On Day 8 of hospitalization, after two days of fluconazole treatment, the patient had symptomatic trembling and loss of consciousness, with heart rate of 260 beats/min and a 30-beat run of ventricular fibrillation. He was cardioverted and transferred to the intensive care unit. On the day of admission, the patient’s baseline QTc had been 365ms, but on this day it was 477ms; ECG also showed polymorphic ventricular tachycardia, suggesting torsades de pointes. Digoxin was discontinued and he was started on IV lidocaine and magnesium; this resulted in suppression of the polymorphic ventricular tachycardia. Because concomitant amiodarone and fluconazole can cause QTc prolongation, the antifungal was switched to micafungin 100mg daily; antibiotics were switched as well to cefazolin 2g every 8 hours based on susceptibility testing.
On Day 10, amiodarone was switched from IV to oral tablets and lidocaine was discontinued, but on Day 12, the patient experienced polymorphic ventricular tachycardia again with QTc of 480ms. Lidocaine drip and amiodarone IV were restarted and the clinicians began reviewing the possible causes of this new episode given only three new medications had been initiated since the previous episode: cefazolin, pantoprazole, and micafungin. Micafungin was discontinued as per cardiologist recommendation and switched to nystatin suspension after which the patient remained in normal sinus rhythm with no additional episodes while in the hospital.

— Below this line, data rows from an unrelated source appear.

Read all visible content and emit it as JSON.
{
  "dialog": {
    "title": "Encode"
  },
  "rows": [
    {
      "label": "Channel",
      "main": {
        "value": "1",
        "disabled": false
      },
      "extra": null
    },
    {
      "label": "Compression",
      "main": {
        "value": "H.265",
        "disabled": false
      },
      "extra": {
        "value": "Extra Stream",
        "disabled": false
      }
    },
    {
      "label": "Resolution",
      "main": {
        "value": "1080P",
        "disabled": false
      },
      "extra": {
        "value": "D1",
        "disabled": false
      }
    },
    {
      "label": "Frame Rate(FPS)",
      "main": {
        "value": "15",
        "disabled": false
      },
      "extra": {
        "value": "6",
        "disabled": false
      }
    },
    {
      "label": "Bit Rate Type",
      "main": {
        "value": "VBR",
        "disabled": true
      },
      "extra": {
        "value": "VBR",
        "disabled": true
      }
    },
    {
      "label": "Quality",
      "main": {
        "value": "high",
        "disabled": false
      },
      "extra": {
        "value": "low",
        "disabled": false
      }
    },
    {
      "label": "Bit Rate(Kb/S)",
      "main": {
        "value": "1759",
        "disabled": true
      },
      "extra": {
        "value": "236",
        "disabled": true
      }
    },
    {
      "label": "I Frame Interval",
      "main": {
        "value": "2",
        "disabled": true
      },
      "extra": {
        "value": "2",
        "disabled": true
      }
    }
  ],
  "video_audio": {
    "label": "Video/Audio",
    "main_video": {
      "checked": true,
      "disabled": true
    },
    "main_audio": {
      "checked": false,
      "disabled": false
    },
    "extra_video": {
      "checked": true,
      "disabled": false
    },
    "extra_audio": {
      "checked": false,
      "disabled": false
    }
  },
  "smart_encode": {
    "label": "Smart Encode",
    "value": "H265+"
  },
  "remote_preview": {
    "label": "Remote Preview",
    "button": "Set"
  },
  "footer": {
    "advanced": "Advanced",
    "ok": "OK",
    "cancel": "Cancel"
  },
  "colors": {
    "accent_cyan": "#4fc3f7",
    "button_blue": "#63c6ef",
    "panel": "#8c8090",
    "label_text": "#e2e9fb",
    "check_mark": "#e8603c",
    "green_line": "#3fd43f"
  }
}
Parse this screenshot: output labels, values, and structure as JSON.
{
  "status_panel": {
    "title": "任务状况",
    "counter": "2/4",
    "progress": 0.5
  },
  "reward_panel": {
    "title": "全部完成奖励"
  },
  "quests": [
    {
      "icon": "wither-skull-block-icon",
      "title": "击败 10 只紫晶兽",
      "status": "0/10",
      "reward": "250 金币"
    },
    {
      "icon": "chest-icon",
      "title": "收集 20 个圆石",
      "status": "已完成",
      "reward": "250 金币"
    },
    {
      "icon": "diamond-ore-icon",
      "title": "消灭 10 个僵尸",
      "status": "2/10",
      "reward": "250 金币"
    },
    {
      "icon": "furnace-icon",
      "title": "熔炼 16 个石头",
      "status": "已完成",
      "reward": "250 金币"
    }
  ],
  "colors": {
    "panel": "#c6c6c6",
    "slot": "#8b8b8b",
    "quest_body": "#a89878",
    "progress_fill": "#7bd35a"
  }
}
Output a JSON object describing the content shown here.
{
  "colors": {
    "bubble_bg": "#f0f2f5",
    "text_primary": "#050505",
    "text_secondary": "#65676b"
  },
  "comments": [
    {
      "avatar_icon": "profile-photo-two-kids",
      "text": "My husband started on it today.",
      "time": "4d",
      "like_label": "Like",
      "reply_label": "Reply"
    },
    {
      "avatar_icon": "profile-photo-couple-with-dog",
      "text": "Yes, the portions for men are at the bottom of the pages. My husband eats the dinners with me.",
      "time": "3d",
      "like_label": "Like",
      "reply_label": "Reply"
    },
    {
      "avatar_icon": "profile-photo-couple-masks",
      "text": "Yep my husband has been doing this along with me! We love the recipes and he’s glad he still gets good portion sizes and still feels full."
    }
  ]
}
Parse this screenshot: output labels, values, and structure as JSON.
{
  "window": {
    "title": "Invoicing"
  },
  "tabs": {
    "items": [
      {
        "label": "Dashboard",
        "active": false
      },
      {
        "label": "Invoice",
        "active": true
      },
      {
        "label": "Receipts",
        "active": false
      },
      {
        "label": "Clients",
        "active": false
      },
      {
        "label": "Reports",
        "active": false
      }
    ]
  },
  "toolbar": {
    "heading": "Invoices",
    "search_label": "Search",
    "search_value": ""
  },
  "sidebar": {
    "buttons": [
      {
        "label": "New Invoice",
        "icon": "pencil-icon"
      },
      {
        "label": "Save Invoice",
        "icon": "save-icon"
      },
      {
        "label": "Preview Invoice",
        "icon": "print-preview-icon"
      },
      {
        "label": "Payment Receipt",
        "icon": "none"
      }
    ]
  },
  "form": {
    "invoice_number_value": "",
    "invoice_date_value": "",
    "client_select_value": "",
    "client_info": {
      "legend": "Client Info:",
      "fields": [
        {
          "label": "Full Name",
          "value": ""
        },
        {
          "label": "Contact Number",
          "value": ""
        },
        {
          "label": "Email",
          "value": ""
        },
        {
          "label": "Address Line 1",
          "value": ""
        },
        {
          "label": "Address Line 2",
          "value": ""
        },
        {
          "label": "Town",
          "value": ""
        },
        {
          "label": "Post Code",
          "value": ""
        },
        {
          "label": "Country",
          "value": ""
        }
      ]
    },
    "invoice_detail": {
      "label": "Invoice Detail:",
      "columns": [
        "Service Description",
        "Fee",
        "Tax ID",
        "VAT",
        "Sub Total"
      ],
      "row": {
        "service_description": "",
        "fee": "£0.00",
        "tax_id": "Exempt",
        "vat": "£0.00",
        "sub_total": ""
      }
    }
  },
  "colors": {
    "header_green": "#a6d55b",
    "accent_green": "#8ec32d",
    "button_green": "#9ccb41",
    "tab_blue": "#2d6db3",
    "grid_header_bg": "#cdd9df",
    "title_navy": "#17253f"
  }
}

Several theories were considered for what may have led to this adverse event. Given that the patient’s potassium levels were normal throughout his hospital stay, it was unlikely that the ventricular arrhythmias were prompted by hypokalemia linked to echinocandin use. Pantoprazole, while previously associated with QTc prolongation, was an unlikely culprit as the case that reported on this adverse event involved a patient with chronic alcohol abuse and hypomagnesemia, both of which are not relevant to the patient in this case. Another possible explanation: the long elimination half-lives of both fluconazole and amiodarone, drugs which have both been linked to QTc prolongation. However, based on the Naranjo Score, the clinicians predicted that the adverse event was likely connected to micafungin therapy.